● TRY IT: Each line of the material below should be retyped precisely as it appears.
☆ ☆ ☆ ☆ ☆
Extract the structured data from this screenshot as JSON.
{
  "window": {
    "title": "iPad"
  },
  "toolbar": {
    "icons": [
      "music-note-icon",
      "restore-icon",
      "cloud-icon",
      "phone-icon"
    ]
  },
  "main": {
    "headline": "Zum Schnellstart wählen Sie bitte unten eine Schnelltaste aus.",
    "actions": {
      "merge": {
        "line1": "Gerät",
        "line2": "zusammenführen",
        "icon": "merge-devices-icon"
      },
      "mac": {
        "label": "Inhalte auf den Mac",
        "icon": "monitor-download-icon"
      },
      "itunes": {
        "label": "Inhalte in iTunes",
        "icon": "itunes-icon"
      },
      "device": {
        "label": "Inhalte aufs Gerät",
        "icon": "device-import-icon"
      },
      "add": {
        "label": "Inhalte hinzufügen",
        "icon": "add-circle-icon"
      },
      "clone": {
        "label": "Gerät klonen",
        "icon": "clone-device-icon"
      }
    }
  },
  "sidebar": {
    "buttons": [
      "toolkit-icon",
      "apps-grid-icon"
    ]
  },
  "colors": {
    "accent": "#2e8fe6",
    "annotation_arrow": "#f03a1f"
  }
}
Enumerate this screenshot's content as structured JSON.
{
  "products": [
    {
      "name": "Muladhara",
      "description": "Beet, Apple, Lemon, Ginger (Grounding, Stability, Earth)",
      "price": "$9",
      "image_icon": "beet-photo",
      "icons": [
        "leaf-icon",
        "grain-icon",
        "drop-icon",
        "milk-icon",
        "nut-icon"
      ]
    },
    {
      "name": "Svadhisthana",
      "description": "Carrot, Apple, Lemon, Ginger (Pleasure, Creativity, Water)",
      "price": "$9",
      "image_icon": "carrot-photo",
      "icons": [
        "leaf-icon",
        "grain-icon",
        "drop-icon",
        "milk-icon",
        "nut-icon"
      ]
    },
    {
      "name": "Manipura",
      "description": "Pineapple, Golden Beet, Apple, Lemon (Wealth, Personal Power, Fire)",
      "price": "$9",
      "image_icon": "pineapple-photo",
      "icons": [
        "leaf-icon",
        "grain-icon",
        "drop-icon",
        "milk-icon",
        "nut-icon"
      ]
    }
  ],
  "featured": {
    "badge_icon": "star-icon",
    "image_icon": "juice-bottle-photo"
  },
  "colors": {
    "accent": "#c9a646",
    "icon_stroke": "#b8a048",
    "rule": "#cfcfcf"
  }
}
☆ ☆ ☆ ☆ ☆
● ANSWER AREA:
Extract the structured data from this screenshot as JSON.
{
  "window": {
    "title": "iPad"
  },
  "toolbar": {
    "icons": [
      "music-note-icon",
      "restore-icon",
      "cloud-icon",
      "phone-icon"
    ]
  },
  "main": {
    "headline": "Zum Schnellstart wählen Sie bitte unten eine Schnelltaste aus.",
    "actions": {
      "merge": {
        "line1": "Gerät",
        "line2": "zusammenführen",
        "icon": "merge-devices-icon"
      },
      "mac": {
        "label": "Inhalte auf den Mac",
        "icon": "monitor-download-icon"
      },
      "itunes": {
        "label": "Inhalte in iTunes",
        "icon": "itunes-icon"
      },
      "device": {
        "label": "Inhalte aufs Gerät",
        "icon": "device-import-icon"
      },
      "add": {
        "label": "Inhalte hinzufügen",
        "icon": "add-circle-icon"
      },
      "clone": {
        "label": "Gerät klonen",
        "icon": "clone-device-icon"
      }
    }
  },
  "sidebar": {
    "buttons": [
      "toolkit-icon",
      "apps-grid-icon"
    ]
  },
  "colors": {
    "accent": "#2e8fe6",
    "annotation_arrow": "#f03a1f"
  }
}
Enumerate this screenshot's content as structured JSON.
{
  "products": [
    {
      "name": "Muladhara",
      "description": "Beet, Apple, Lemon, Ginger (Grounding, Stability, Earth)",
      "price": "$9",
      "image_icon": "beet-photo",
      "icons": [
        "leaf-icon",
        "grain-icon",
        "drop-icon",
        "milk-icon",
        "nut-icon"
      ]
    },
    {
      "name": "Svadhisthana",
      "description": "Carrot, Apple, Lemon, Ginger (Pleasure, Creativity, Water)",
      "price": "$9",
      "image_icon": "carrot-photo",
      "icons": [
        "leaf-icon",
        "grain-icon",
        "drop-icon",
        "milk-icon",
        "nut-icon"
      ]
    },
    {
      "name": "Manipura",
      "description": "Pineapple, Golden Beet, Apple, Lemon (Wealth, Personal Power, Fire)",
      "price": "$9",
      "image_icon": "pineapple-photo",
      "icons": [
        "leaf-icon",
        "grain-icon",
        "drop-icon",
        "milk-icon",
        "nut-icon"
      ]
    }
  ],
  "featured": {
    "badge_icon": "star-icon",
    "image_icon": "juice-bottle-photo"
  },
  "colors": {
    "accent": "#c9a646",
    "icon_stroke": "#b8a048",
    "rule": "#cfcfcf"
  }
}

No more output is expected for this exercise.